Dear Haijin, visitors and travelers,
Our space odyssey was on hold a few days, but today we will go on with this exploration of our universe. Today we will encounter the constellation Pegasus. I didn't know this constellation, but Pegasus I do know. This winged horse is a gorgeous myth from the Greeks.
Let us take a closer look at Pegasus:
In ancient Persia, Pegasus was depicted by al-Sufi as a complete horse facing east, unlike most other uranographers, who had depicted Pegasus as half of a horse, rising out of the ocean. In al-Sufi's depiction, Pegasus's head is made up of the stars of Lacerta the lizard.
By the way al-Sufi was one of the famous nine Muslim astronomers. His name implies that he was from a Sufi Muslim background. He lived at the court of Emir Adud ad-Daula in Ispahan, Persia, and worked on translating and expanding Greek astronomical works, especially the Almagest of Ptolemy. He contributed several corrections to Ptolemy's star list and did his own brightness and magnitude estimates which frequently deviated from those in Ptolemy's work. He was a major translator into Arabic of the Hellenistic astronomy that had been centered in Alexandria, the first to attempt to relate the Greek with the traditional Arabic star names and constellations, which were completely unrelated and overlapped in complicated ways.
|Credits: Pegasus (upside down)|
after the rainstorm
horses galloping through puddles
droplets of poetry
|Credits: Hippocrene on Mt.Helicon|
There are several poems in which "Hippocrene" is mentioned. An example:
John Keats (1795-1821), an English poet, mentions "Hippocrene" in his wellknown poem "Ode to a Nightingale", what is following is part of that poem. If you would like to read Keats' whole poem than follow the link above.

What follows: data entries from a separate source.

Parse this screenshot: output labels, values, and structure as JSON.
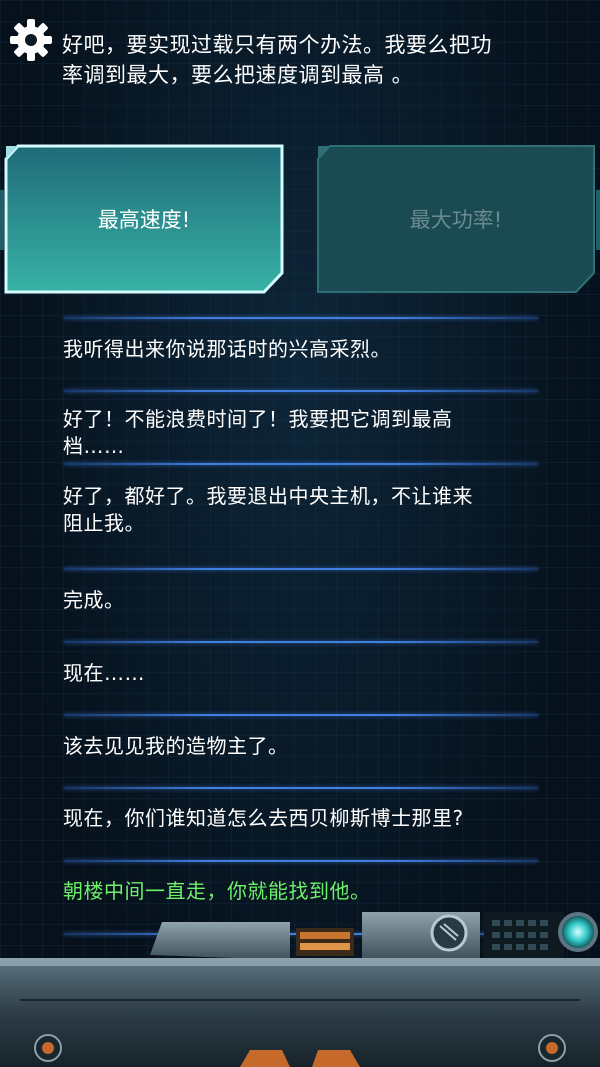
{
  "prompt": {
    "line1": "好吧，要实现过载只有两个办法。我要么把功",
    "line2": "率调到最大，要么把速度调到最高 。"
  },
  "choices": {
    "first": "最高速度!",
    "second": "最大功率!"
  },
  "log": [
    {
      "line1": "我听得出来你说那话时的兴高采烈。",
      "line2": ""
    },
    {
      "line1": "好了！不能浪费时间了！我要把它调到最高",
      "line2": "档……"
    },
    {
      "line1": "好了，都好了。我要退出中央主机，不让谁来",
      "line2": "阻止我。"
    },
    {
      "line1": "完成。",
      "line2": ""
    },
    {
      "line1": "现在……",
      "line2": ""
    },
    {
      "line1": "该去见见我的造物主了。",
      "line2": ""
    },
    {
      "line1": "现在，你们谁知道怎么去西贝柳斯博士那里?",
      "line2": ""
    },
    {
      "line1": "朝楼中间一直走，你就能找到他。",
      "line2": ""
    }
  ],
  "icons": {
    "settings": "gear-icon"
  },
  "colors": {
    "player_reply": "#6df06a",
    "divider": "#3f7fe0",
    "choice_active": "#2a8a92",
    "choice_inactive": "#1a4a52"
  }
}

Full of the true, the blushful Hippocrene,
With beaded bubbles winking at the brim,
And purple-stained mouth;
That I might drink, and leave the world unseen,
And with thee fade away into the forest dim
This episode is open for your submissions tonight at 7.00 PM (CET) and will remain open until September 27th at noon (CET). I will try to publish our new episode, Pyxis (Mariner's Compass), later on. For now ... be inspired and share your inspired haiku with us all.